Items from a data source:
========
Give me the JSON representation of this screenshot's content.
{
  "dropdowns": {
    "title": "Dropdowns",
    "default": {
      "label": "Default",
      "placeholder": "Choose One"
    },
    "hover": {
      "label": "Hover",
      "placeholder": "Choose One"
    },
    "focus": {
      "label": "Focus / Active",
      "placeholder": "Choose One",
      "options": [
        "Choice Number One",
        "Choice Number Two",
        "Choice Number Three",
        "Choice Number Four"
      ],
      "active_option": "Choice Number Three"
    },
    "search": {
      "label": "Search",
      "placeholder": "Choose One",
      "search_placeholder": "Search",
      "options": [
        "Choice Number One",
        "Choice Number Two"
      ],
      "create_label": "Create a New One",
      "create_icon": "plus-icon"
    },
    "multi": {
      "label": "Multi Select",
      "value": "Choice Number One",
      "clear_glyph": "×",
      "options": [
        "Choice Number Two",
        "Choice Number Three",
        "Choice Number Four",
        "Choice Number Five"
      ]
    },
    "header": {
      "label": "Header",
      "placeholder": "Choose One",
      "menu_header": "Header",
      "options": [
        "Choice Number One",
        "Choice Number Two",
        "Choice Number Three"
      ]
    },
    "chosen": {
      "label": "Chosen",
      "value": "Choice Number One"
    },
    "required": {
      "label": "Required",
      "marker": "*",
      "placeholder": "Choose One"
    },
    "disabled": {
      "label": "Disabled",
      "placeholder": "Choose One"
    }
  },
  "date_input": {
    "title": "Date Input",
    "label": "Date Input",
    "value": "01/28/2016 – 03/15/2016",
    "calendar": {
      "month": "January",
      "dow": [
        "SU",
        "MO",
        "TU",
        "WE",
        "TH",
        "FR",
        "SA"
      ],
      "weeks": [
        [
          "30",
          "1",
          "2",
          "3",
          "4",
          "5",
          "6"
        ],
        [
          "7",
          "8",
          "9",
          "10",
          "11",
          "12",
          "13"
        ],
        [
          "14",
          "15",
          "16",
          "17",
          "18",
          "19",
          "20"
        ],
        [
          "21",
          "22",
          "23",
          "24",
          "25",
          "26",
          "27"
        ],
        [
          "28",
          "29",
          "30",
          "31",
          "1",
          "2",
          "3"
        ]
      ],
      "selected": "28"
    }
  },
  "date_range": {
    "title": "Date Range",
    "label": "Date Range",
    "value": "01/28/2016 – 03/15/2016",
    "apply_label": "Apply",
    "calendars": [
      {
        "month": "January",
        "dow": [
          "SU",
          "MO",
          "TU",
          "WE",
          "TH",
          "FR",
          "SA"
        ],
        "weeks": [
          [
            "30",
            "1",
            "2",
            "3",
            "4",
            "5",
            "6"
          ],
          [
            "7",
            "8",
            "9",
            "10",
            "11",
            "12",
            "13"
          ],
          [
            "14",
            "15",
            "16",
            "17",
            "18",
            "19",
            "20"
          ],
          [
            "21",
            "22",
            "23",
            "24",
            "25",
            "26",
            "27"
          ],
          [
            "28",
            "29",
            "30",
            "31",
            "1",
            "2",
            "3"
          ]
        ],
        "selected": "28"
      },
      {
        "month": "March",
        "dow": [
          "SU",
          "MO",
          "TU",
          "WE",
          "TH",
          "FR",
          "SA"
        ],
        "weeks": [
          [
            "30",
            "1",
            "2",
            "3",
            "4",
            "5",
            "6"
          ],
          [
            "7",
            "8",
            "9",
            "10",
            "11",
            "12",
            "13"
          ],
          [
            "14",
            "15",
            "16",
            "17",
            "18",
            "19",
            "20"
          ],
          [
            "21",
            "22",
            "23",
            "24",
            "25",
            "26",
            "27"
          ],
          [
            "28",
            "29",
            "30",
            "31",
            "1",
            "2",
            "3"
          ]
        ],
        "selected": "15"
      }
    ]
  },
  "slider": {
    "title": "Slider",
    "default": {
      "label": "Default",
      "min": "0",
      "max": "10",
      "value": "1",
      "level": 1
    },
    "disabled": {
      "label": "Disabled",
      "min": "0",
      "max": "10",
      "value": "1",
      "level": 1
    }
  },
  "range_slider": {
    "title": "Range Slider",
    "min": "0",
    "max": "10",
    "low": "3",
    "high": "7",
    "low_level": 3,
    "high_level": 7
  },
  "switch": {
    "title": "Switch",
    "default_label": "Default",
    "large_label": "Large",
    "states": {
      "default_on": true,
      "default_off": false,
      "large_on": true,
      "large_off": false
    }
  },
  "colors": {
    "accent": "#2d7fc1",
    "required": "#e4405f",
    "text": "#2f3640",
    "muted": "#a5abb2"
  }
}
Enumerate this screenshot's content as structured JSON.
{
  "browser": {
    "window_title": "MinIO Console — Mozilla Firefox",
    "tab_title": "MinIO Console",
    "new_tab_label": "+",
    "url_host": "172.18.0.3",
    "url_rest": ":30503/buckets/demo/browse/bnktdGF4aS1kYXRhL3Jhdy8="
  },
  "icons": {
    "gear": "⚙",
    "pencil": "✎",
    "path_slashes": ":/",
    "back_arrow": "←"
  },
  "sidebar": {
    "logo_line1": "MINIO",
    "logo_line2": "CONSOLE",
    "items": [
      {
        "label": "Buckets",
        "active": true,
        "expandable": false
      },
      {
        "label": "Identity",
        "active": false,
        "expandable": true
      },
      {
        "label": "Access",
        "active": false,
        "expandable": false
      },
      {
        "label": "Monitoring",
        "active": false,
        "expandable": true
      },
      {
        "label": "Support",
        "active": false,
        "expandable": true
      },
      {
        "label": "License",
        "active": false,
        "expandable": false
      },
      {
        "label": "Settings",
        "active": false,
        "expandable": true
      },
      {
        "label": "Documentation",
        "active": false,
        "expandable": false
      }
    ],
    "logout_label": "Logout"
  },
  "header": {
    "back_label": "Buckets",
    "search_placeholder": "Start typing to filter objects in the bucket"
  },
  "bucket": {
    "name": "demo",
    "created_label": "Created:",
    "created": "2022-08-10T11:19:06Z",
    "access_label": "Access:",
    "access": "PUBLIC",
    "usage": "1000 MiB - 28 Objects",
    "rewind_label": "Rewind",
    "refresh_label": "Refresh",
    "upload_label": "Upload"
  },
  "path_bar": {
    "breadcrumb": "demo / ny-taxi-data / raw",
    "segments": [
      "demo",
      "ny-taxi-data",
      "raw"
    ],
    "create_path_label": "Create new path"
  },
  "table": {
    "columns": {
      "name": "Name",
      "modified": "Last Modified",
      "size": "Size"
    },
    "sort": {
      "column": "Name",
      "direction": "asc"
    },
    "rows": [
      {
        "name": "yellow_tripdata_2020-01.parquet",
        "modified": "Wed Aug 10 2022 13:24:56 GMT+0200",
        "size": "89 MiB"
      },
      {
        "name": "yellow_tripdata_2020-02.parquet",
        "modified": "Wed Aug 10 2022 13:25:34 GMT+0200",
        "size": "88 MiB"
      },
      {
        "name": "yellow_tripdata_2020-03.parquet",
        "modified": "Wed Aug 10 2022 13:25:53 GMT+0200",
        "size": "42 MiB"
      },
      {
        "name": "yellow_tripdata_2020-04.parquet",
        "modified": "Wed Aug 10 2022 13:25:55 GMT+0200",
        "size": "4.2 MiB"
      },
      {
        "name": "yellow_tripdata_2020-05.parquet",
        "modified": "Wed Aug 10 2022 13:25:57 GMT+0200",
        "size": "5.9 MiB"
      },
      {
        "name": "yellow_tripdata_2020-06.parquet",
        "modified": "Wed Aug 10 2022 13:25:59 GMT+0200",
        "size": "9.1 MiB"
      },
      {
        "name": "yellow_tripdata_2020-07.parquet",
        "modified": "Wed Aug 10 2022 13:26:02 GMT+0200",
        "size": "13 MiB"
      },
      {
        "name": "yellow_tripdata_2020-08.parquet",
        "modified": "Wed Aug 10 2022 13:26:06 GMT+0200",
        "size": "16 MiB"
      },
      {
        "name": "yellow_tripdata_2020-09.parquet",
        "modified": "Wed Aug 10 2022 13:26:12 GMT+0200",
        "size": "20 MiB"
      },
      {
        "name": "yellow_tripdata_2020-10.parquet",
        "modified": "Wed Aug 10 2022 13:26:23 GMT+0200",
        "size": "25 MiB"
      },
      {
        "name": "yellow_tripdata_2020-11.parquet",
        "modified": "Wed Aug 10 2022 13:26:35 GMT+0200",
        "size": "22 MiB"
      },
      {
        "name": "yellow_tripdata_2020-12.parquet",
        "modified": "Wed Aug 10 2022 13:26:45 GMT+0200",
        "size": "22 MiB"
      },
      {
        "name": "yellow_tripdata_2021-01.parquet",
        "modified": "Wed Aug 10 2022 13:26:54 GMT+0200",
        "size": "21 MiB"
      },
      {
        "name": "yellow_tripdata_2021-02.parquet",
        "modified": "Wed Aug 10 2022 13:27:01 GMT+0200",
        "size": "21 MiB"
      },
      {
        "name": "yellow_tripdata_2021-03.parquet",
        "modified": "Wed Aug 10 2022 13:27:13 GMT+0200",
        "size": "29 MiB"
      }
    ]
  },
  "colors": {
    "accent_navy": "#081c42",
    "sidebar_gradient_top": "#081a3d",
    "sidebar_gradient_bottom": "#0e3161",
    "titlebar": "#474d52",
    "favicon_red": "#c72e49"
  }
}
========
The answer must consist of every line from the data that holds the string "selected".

_Task output_
      "selected": "28"
        "selected": "28"
        "selected": "15"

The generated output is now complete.